Residents in the Japanese city of Hiroshima are commemorating the 70th anniversary of the first atomic bomb being dropped by a US aircraft.
A ceremony, attended by PM Shinzo Abe, was held at Hiroshima’s memorial park before thousands of lanterns are released on the city’s Motoyasu river.
The bombing – and a second one on Nagasaki three days later – is credited with bringing to an end World War Two.
But it claimed the lives of at least 140,000 people in the city.
A US B-29 bomber called the Enola Gay dropped the uranium bomb, exploding some 600m (1,800ft) above the city, at around 08:10 on 6 August 1945.
On that day alone, at least 70,000 people are believed to have been killed. Many more died of horrific injuries caused by radiation poisoning in the days, weeks and months that followed.
People across Japan have observed a minute’s silence to mark the anniversary. In Hiroshima a bell tolled at 08:15 local time – when the US aircraft dropped the bomb that flattened the city centre.
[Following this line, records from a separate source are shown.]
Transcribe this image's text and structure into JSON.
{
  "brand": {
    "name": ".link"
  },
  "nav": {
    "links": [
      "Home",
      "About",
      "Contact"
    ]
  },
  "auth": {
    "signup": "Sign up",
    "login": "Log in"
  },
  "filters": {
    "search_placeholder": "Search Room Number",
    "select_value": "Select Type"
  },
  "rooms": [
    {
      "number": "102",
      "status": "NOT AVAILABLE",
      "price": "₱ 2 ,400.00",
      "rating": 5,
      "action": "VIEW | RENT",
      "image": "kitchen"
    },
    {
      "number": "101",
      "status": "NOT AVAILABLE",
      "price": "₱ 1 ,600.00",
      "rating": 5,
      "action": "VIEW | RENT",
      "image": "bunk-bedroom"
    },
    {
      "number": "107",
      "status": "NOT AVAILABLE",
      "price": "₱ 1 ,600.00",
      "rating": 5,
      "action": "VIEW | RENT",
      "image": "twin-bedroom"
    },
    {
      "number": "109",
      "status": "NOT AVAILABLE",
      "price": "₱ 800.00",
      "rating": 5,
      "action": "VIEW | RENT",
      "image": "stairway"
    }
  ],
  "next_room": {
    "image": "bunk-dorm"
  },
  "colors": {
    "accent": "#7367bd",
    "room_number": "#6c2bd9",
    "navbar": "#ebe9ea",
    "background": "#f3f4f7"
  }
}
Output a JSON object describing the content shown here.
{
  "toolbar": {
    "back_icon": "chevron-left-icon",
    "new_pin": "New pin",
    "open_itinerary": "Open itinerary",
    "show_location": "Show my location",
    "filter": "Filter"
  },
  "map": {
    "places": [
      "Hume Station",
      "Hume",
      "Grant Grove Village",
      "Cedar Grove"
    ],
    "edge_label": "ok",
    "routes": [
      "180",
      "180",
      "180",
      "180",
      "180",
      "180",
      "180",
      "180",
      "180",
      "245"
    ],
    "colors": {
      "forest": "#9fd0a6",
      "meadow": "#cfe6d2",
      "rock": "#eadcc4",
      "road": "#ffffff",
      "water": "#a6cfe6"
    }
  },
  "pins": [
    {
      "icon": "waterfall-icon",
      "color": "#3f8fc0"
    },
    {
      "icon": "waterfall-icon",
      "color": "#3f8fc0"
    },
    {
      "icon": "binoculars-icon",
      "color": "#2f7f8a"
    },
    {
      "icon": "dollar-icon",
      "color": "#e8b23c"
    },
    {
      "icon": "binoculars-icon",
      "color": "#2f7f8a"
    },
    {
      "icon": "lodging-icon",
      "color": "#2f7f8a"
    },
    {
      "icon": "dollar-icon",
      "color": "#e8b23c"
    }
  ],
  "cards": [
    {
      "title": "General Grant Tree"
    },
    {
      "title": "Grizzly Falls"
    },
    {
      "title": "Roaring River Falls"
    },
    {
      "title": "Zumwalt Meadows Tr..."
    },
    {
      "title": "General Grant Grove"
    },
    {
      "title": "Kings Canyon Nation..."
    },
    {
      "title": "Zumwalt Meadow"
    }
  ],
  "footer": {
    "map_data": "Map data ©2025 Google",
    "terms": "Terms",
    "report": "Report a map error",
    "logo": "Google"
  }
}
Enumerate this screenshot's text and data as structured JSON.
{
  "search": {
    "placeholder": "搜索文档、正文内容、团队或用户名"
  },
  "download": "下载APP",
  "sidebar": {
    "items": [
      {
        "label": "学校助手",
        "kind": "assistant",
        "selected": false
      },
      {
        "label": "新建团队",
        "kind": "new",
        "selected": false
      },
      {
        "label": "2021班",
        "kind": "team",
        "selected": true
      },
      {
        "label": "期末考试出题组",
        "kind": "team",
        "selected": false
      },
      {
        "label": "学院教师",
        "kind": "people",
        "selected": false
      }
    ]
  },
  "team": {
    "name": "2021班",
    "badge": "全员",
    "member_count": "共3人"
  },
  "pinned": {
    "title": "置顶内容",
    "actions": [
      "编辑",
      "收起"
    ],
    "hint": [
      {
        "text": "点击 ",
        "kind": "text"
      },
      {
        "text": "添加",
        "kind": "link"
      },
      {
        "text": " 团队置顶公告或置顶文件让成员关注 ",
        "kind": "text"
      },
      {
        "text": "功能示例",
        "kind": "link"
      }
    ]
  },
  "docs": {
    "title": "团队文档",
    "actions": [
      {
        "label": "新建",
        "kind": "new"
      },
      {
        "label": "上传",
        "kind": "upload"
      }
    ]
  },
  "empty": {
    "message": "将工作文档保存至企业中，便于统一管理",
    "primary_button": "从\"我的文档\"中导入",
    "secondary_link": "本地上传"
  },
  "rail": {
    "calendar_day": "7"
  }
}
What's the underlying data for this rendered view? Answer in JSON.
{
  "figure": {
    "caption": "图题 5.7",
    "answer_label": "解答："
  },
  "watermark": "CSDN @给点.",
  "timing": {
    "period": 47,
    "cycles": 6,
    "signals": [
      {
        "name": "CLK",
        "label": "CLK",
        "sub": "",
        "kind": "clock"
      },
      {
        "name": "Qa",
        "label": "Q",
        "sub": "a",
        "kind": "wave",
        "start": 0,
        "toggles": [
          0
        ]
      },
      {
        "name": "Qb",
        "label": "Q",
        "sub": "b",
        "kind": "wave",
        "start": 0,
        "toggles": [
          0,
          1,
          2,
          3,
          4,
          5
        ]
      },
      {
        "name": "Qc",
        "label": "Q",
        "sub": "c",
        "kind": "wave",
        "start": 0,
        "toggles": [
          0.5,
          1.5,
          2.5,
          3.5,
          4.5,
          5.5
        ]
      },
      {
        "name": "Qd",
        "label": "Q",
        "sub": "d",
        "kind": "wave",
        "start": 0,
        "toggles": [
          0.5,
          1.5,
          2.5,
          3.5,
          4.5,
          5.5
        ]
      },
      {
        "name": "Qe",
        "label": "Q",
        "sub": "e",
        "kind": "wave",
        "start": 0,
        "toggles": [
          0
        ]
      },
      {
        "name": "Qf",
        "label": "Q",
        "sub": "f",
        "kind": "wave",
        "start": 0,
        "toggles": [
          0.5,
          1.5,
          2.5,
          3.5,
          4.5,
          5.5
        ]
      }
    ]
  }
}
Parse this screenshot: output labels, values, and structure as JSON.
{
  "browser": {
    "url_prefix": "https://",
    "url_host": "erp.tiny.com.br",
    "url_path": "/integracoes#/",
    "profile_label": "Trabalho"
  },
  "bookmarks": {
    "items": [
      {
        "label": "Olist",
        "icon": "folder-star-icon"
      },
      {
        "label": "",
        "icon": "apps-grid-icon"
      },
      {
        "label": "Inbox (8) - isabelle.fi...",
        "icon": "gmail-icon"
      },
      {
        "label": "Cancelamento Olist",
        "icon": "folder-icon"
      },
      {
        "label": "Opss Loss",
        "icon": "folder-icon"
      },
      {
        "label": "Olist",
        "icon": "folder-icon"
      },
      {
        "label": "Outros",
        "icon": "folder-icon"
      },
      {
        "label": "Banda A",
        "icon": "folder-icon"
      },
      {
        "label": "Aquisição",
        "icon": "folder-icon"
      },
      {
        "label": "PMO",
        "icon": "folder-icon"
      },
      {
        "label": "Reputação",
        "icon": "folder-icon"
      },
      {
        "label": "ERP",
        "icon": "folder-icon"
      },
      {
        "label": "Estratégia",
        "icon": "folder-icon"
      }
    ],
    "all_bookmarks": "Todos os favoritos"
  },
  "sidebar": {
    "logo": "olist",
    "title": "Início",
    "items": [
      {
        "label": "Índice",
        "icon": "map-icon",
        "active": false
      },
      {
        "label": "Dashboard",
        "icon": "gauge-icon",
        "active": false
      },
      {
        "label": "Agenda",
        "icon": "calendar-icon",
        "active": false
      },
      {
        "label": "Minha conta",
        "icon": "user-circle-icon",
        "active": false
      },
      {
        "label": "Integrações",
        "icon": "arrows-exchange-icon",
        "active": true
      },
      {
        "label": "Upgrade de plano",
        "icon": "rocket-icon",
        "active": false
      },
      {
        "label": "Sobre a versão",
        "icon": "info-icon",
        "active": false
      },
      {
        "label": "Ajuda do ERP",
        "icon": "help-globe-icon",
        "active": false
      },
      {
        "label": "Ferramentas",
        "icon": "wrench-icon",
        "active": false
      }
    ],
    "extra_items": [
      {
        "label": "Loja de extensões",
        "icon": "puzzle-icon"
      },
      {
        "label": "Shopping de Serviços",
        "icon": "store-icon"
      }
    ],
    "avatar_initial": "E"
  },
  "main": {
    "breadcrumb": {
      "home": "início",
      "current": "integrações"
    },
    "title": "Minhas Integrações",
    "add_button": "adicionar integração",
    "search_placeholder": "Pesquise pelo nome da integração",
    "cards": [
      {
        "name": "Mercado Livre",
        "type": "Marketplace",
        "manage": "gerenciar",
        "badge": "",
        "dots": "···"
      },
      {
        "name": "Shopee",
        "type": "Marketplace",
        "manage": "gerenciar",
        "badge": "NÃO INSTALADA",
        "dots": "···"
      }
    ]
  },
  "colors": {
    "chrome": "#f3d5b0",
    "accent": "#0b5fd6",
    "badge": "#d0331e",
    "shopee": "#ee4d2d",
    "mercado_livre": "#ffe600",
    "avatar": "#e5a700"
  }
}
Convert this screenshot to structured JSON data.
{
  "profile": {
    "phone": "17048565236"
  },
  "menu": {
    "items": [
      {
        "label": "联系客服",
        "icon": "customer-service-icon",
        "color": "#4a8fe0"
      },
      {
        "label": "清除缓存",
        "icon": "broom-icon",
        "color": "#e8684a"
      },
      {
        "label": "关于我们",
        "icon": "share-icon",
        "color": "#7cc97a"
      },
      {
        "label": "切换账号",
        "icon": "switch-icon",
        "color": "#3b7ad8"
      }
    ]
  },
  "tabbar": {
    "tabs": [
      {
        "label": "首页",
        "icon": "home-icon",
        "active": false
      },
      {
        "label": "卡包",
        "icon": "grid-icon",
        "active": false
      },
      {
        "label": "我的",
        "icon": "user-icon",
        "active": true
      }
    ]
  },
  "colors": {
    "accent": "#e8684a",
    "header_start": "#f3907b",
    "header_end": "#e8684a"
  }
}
Addressing 40,000 people who attended the commemoration ceremony at Hiroshima’s peace park near the epicentre of the 1945 attack, Mr Abe called for worldwide nuclear disarmament.
He said that that atomic bomb not only killed thousands of people in Hiroshima but also caused unspeakable suffering to survivors.
“Today Hiroshima has been revived,” the prime minister said, “and has become a city of culture and prosperity.
“Seventy years on I want to reemphasise the necessity of world peace.”